Based on composition, most asteroids are classified into one of three types: C, S, and M. There are further subdivisions within these categories, and there are some rare types outside these three. The C-type asteroids are the most common, constituting 75% of known asteroids. They are dark gray in color and consist of stony silicate rock with a large amount of carbon. Ceres is a C-type asteroid. Pallas is a B-type asteroid, which is sometimes considered a subcategory of the C-group.
Next most common are the S-types, which are comprised of stony silicate materials. They are generally bright in color. Juno is an S-type asteroid—one of the largest of this category. The M-types are comprised mainly of nickel-iron, and tend to be reddish in color. Vesta is a rare V-type asteroid, and is made of basalt.
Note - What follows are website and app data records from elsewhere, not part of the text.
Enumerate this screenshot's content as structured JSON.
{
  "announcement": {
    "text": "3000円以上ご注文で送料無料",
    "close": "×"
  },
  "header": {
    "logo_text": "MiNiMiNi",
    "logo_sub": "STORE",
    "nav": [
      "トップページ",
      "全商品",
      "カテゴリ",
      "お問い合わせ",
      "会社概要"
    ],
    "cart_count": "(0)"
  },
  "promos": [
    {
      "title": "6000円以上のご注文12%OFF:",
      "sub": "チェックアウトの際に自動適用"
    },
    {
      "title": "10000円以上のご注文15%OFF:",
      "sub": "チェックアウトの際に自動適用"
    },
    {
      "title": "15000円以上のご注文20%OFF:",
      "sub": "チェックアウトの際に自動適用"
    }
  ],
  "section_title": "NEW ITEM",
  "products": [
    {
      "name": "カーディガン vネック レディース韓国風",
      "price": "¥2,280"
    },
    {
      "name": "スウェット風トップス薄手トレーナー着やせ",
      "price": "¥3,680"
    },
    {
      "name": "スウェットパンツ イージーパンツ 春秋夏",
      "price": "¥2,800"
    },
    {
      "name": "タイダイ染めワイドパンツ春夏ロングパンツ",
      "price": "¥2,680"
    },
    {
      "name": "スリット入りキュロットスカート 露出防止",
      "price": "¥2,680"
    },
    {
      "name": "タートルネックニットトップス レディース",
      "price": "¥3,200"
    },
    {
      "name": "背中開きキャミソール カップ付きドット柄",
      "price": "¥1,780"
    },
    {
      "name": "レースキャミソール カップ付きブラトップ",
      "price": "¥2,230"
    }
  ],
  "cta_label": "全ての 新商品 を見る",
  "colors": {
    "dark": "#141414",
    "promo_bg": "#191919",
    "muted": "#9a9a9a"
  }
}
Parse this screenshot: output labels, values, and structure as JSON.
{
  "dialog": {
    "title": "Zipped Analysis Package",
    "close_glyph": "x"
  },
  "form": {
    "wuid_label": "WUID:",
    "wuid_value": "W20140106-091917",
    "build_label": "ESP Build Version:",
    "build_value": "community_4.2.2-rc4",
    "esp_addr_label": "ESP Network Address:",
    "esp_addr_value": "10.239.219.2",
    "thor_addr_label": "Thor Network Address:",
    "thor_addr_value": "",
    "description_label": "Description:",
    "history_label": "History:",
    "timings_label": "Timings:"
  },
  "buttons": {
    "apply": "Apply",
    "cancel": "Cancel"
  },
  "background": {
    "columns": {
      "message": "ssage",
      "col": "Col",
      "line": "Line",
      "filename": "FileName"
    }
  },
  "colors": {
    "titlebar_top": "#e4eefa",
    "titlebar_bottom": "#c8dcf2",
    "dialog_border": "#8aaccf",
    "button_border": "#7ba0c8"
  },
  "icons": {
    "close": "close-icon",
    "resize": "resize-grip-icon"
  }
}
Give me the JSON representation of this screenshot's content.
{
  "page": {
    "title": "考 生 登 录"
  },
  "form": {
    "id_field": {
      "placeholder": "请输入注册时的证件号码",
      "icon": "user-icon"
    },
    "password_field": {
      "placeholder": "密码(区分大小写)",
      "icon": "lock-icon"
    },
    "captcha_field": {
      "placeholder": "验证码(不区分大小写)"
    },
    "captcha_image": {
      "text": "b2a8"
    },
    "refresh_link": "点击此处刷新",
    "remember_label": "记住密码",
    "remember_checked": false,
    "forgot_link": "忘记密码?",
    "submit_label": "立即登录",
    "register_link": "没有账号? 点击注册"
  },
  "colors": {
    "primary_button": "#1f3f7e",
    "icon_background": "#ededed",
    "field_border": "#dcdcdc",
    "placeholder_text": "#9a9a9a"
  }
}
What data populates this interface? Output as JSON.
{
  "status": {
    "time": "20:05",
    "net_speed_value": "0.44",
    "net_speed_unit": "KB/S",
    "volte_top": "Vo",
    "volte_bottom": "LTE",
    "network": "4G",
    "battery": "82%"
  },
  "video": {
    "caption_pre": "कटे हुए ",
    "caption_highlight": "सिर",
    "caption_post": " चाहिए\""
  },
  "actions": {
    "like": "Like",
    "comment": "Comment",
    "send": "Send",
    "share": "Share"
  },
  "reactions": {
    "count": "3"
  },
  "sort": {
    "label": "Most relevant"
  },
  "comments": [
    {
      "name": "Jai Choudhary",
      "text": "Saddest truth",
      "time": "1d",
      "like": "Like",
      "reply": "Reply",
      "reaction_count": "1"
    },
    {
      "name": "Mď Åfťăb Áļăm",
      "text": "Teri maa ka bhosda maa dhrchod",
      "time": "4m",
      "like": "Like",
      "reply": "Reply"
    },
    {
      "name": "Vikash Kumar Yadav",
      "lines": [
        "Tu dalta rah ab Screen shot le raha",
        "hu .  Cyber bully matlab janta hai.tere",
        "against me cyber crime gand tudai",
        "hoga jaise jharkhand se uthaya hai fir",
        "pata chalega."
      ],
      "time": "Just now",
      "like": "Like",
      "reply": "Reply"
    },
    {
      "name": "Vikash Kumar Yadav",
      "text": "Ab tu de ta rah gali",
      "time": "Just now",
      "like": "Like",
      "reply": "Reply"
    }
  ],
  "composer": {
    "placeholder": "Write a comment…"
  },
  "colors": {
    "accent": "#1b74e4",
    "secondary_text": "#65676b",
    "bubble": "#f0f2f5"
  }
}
The surface composition of an asteroid is estimated based on the observed color, and in many cases, by spectroscopy.³ However, many former asteroids are available for direct inspection because they have impacted the surface of Earth—meteorites. Although M-type asteroids are the least common of the main three types, they are among the most commonly collected meteorites because their high iron easily distinguishes them from Earth rocks.
- The distances of the planets from the sun are approximated by a mathematical rule, sometimes called the Titius-Bode law. It gives the distances of the planets as a=(4+x)/10 where x=0,3,6,12,24,48…. These distances are given in AUs, where 1 AU is defined to be Earth’s distance from the sun. This law works well for all the planets known in 1800, except for the anomalous gap between Mars and Jupiter.
When the first asteroids were found in this gap, it seemed to confirm the Titius-Bode law, which perhaps bolstered their initial classification as planets. The discovery of Neptune challenged such thinking, since it does not follow the Titius-Bode law. Today, the “law” is viewed as an interesting coincidence with no theoretical justification.
- In some literature, you may find Pallas listed as the second largest asteroid. However, the latest estimates show that Vesta is very slightly larger than Pallas.
- Spectroscopy is the breaking of light into its constituent wavelengths. The relative strengths of the various wavelengths reveal the composition of the source.